Reading from the Voice Media empire: Members of the Justice Department’s Task Force on Crime Reduction and Public Safety have been ordered to “undertake a review of existing policies” regarding federal marijuana law enforcement, among other things. Their report is due on or before July 27, and the National Organization for the Reform of Marijuana Laws believes the document may use as its template a list by a fellow at the ultra-conservative Heritage Foundation of eleven ways the administration of President Donald Trump can shut down legal cannabis. Westword has the story.
Breakfast reading from the Voice Media Empire: A court victory by two Colorado landowners who complained that the smell from a nearby marijuana grow made horse-riding on their property less pleasant advances a strategy, based on federal racketeering laws, that anti-marijuana forces hope will help them destroy the marijuana industry throughout the country. Westword has the story.
Breakfast reading from the Voice Media Empire: Kevin Lyons has been sentenced for the April 2016 killing of Dr. Kenneth Atkinson and the wounding of two women, including his wife. Atkinson’s widow asked the judge in the case to impose the heaviest punishment possible, and he came as close as he could without imposing the death penalty, which prosecutors reluctantly chose not to seek. Westword has the story.
Breakfast reading from the Voice Media Empire: Monica Abeyta, thirty, was arrested after her three-year-old son shot his two-year-old brother. The injured child survived following the latest incident of children being hurt or killed after finding an unsecured gun. Here are five additional examples. Westword has the story.
Breakfast reading from the Voice Media Empire: Michael Quin Webber was recently busted on suspicion of indecent exposure after being found walking the streets of posh resort completely naked. He allegedly had white powder caked under his nose at the time of his arrest, and he told the officer who fitted him for cuffs that he’d been seeing snakes. The cop soon discovered that he’s a registered sex offender. Westword has the story.
Breakfast reading from the Voice Media Empire: Taylor Swift is expected to appear in Denver on or around August 7, but not for a concert. Instead, she will likely be testifying in a lawsuit filed against her by David Mueller, a former DJ who accuses her of getting him fired from a radio station by falsely claiming he’d grabbed her butt during a meet-and-greet photo session. Swift has countersued, maintaining that Mueller “reached up under my skirt and grabbed my ass right when I was having to pose for a photo.” Westword has the story.

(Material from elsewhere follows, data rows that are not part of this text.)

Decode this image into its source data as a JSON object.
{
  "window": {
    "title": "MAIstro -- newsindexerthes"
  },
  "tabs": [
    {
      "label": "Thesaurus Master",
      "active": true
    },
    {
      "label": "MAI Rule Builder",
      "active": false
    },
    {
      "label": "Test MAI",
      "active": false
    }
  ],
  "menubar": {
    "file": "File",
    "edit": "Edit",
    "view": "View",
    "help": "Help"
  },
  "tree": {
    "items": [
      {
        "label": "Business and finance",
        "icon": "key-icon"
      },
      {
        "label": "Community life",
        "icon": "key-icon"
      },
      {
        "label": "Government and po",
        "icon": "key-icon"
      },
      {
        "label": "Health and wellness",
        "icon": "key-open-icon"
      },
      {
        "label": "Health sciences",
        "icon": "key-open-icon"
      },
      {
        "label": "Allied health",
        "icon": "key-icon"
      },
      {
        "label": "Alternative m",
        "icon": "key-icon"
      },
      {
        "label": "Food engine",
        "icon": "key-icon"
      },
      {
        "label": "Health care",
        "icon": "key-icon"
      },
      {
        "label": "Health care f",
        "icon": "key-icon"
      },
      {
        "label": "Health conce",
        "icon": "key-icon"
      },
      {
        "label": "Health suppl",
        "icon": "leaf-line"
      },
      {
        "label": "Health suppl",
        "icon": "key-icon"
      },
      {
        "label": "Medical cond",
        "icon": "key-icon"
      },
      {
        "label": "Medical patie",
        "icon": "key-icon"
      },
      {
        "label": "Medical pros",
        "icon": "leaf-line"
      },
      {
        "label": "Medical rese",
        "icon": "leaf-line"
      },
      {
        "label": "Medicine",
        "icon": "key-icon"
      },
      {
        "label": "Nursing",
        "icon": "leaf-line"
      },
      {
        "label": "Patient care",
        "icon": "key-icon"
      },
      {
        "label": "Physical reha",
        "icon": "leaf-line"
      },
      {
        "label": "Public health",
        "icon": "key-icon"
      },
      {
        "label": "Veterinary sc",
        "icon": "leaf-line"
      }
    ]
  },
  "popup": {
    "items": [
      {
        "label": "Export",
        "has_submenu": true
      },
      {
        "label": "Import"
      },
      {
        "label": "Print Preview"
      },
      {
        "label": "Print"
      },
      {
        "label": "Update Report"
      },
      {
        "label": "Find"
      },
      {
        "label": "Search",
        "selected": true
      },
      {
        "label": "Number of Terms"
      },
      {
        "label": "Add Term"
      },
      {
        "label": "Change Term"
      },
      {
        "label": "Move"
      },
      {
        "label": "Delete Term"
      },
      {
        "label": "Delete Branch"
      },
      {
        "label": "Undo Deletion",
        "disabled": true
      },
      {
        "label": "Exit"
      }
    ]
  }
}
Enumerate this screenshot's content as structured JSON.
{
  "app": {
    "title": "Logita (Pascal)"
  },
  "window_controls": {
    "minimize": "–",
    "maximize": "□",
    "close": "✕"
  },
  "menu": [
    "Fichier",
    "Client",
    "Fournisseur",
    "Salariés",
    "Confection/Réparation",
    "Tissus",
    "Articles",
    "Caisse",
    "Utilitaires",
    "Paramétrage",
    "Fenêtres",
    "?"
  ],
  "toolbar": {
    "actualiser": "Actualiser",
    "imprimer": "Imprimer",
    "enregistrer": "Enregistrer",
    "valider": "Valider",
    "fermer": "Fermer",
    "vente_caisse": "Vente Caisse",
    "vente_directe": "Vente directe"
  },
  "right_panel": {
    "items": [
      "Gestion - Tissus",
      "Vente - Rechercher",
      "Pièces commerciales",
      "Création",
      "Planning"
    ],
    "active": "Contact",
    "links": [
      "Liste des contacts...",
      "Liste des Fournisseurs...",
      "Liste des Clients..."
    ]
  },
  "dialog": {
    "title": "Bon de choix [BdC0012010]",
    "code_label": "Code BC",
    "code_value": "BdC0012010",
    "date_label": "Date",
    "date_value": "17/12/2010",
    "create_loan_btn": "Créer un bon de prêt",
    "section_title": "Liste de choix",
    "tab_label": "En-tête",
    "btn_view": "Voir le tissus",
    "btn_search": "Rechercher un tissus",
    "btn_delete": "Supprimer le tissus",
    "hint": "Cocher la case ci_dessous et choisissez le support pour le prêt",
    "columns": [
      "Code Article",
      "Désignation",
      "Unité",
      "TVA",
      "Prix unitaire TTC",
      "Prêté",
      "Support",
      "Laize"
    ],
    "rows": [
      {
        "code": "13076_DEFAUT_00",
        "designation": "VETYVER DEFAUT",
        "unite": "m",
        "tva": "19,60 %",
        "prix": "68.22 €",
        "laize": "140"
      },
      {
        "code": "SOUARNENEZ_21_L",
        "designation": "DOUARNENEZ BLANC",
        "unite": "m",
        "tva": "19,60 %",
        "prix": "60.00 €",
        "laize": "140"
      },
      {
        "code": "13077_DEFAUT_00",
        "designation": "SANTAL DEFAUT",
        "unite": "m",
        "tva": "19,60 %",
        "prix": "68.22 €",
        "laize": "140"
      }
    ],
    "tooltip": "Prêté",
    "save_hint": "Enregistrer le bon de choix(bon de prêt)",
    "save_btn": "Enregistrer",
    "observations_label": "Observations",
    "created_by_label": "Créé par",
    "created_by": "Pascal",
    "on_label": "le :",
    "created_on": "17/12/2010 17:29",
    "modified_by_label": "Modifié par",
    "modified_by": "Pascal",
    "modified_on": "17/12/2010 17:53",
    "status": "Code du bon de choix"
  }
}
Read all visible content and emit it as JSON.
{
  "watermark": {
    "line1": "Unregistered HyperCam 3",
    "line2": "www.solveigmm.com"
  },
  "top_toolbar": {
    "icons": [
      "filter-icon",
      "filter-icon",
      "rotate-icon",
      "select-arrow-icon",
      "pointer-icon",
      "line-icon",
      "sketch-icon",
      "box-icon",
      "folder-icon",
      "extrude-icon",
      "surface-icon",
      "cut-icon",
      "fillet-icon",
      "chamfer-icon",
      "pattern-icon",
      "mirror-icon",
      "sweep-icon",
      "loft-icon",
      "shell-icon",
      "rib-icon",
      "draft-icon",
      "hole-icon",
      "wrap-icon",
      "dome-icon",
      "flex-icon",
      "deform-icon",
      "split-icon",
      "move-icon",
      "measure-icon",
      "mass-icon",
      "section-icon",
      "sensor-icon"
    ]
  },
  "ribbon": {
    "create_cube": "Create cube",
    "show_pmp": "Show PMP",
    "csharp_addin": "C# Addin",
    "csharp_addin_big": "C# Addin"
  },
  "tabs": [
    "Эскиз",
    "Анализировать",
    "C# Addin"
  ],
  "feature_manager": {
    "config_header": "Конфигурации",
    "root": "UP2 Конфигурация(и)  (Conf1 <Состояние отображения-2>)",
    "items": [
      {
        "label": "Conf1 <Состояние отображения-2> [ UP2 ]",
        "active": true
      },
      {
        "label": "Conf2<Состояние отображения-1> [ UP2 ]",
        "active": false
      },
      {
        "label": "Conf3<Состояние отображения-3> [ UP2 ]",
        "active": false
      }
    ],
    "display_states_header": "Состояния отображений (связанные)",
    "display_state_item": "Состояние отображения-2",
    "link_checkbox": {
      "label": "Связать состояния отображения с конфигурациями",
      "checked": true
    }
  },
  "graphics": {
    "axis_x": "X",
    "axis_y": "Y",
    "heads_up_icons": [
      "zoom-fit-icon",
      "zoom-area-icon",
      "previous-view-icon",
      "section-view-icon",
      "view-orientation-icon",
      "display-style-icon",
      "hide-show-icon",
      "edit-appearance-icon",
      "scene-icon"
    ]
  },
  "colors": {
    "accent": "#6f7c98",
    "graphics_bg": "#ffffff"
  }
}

Breakfast reading from the Voice Media Empire: Hunter Donnelly, a now former member of a major college football team, has been both an accused perpetrator of crime and a victim of one in recent weeks. He was dismissed from the squad after an arrest for allegedly violating a protection order involving a former girlfriend. But he also had thousands in bling stolen from him, reportedly by a teammate, Braylin Scott, who, according to law enforcers, tried to sell the stuff on Craigslist. Westword has the story.
Breakfast reading from the Voice Media Empire: A major police department has launched a series of videos intended to reveal myths about sex offenders. Detective David Bourgeois, who stars in the clips, provided additional details about myths exposed in the first installment, on view here, and previews future episodes, revealing, for example, that not every registered sex offender can be found online/ “People think, ‘I did an Internet search, and there are no sex offenders living in my neighborhood,'” Bourgeois says. “But that might not be the case.” Westword has the story.
Breakfast reading from the Voice Media Empire: The conclusion of an amended autopsy report for John Patrick Walter, who died in jail on April 20, 2014, has been changed from “undetermined” to acute withdrawal from benzodiazepine, a prescribed medication that was withheld from him by staff during his incarceration. The findings echo claims made in a lawsuit filed about Walter’s death, and Erik Heipt, an attorney for his family, feels the results would have been known years ago if not for obstruction by county officials. Westword has the story.